The power of connectionsWritten by Dan Johnson | | email@example.com
In the fall, when Toledo Free Press Editor in Chief Michael S. Miller and I were discussing the possibility of me writing an occasional column for Toledo Free Press from my new post at Zayed University in the United Arab Emirates (UAE), he said he would like to call it “Bridge to Dubai.” I rather liked the phrase, and we agreed that the columns would be carried under that theme.
During the past several months, I’ve had the occasion to think about the metaphor of the “bridge” in relation to Toledo and its future. I have also had the time to see and learn a little about Dubai, Abu Dhabi and the UAE and the potential value of stronger ties for both the UAE and Northwest Ohio. What I am learning about this region of the world suggests that there would be substantial value for both regions — UAE and Northwest Ohio — in having stronger ties, i.e., a “bridge” that connects the leaders, business interests and economies.
The world is now in the grips of an economic crisis, and no one is quite sure just when it will end. Yet every economist believes the crisis will end sometime in the next year or two, although some believe it may take longer. When is does end — and it will — there will be better days ahead as regional and national economies rebound, ignited by the long-deferred purchases of consumer and capital goods. That time will bring new economic opportunities if we have established the necessary relationships from which to do business.
Those who are looking ahead and investing time and effort to establish such relationships will be positioned to take advantage of the rebounding business cycle and resurging global economies.
The question we should be considering is whether we will be satisfied with the “status quo ante” and going back to the way things were before the crisis; or, do we take the position that we will not be satisfied with anything less than achieving a new and higher level of economic development?
To go to a new level will mean doing things differently than we have in the past. Regional and even national economies are changing rapidly, and giving way to globalization and the increasing integration of business on a worldwide scale. Emerging markets, slowed or even stalled by the financial crisis, will re-emerge, and those who will benefit most from the economic upturn will be those who have planned for it by expanding their relationships, business networks and connections.
This may be a good time to build a “bridge to Dubai.” Notwithstanding the economic slowdown here in the Emirates, serious long-term plans are forthcoming weekly from nearly every sector looking ahead with a national goal of being a world center and hub for global finance, trade, health care, logistics, tourism and a host of industries geared for the future. Leaders in government, education and business in Dubai and Abu Dhabi are looking for partners who can bring a value proposition to these efforts. There is clear recognition that there is power in connections.

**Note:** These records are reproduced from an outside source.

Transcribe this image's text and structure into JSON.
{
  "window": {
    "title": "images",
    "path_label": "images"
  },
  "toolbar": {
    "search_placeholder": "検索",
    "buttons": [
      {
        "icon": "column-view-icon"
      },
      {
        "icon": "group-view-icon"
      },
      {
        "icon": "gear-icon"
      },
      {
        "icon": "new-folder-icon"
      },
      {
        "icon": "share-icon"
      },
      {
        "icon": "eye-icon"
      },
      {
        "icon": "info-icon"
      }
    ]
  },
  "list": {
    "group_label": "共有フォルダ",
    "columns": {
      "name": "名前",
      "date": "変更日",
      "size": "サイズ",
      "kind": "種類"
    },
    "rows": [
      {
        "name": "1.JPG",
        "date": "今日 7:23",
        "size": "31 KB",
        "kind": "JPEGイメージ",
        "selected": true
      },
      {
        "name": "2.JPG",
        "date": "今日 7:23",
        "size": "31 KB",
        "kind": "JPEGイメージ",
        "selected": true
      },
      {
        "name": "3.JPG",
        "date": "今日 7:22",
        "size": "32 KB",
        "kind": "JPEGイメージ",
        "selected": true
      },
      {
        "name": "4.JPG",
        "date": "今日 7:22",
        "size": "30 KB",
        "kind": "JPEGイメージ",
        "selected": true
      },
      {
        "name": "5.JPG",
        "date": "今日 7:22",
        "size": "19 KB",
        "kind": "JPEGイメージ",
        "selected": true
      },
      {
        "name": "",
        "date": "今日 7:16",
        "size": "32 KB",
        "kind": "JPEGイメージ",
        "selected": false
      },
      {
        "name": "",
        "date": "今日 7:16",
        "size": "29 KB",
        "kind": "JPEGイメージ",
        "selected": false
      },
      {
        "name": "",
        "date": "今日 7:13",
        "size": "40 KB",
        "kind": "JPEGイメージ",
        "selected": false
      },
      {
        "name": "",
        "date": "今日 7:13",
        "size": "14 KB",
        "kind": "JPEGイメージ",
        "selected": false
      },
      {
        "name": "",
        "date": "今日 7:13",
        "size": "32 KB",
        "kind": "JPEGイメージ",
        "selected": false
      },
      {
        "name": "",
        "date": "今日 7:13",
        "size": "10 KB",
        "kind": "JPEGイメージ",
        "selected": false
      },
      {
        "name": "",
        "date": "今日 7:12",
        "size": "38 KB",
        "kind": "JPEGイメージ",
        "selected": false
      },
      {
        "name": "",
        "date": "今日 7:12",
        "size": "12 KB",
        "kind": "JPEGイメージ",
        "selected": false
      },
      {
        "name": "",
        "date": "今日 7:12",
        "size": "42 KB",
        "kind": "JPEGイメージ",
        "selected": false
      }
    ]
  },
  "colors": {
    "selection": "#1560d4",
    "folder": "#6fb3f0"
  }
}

The power of these connections for a local economy comes in the form of new ideas, new markets, shared visions, shared infrastructures, collective problem solving and the new perspectives these global connections bring to local issues and challenges. The ideas, markets, visions, infrastructures and other assets Toledo can bring to the global marketplace are considerable and attractive. The challenge is to build the bridges and create the connections that allow the assets of Toledo to find their way to these global partners and markets.

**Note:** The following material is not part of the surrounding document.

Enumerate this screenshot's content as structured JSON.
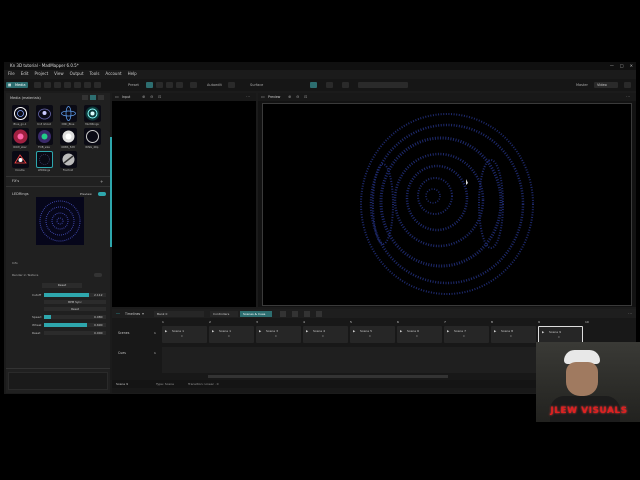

I believe that building these bridges is a collective responsibility of business, government and higher education. It also requires leadership and willingness to take risks, invest time and explore potential opportunities. A considerable portion of the success of these efforts is linked to building relationships around common interests.
I hope my time in Dubai and Abu Dhabi can be helpful for those seeking connections with interests in Toledo and Northwest Ohio.

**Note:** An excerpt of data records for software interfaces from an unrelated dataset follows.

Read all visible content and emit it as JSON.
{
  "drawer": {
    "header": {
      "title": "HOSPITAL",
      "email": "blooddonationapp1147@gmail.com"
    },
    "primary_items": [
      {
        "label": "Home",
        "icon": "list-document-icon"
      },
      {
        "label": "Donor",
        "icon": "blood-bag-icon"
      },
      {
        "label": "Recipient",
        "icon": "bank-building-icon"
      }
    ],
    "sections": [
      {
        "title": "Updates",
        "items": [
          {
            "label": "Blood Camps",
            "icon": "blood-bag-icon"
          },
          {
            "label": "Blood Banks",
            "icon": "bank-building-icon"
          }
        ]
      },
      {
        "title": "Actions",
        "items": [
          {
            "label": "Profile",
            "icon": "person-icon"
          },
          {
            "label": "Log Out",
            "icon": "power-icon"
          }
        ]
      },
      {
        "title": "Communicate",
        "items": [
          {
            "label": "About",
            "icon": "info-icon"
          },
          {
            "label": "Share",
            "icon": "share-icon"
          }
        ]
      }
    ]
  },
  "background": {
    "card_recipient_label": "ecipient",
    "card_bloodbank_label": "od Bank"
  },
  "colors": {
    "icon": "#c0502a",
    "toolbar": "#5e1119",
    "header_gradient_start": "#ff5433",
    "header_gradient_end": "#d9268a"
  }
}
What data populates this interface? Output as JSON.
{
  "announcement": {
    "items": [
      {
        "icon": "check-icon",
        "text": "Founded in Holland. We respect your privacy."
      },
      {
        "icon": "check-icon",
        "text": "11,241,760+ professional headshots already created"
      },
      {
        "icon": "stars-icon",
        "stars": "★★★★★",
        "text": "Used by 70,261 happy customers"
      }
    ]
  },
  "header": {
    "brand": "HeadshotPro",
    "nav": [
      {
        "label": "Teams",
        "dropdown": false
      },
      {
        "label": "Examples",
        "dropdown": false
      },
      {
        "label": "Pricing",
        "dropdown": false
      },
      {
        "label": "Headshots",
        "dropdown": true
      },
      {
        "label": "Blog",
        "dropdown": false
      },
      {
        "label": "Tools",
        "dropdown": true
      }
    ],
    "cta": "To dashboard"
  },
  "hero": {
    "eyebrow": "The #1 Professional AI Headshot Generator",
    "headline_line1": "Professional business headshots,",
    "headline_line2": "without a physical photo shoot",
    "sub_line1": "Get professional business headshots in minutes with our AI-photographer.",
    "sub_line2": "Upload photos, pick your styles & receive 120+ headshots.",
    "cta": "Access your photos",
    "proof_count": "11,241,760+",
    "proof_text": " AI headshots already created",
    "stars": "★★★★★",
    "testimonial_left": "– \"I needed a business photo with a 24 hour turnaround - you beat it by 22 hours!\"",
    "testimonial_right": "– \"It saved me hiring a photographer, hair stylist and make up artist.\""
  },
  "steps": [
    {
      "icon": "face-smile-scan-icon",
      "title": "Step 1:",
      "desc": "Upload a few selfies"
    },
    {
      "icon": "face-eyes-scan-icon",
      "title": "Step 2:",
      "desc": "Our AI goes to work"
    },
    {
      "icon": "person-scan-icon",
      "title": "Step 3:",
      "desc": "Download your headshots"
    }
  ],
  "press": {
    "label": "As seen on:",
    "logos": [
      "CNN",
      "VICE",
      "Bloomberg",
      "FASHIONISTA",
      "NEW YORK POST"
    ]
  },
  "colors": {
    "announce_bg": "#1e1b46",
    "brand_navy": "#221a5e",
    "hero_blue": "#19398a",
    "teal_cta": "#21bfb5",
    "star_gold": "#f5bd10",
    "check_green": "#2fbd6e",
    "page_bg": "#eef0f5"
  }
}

Dan Johnson is provost and COO, Zayed University, U.A.E. and president emeritus, University of Toledo.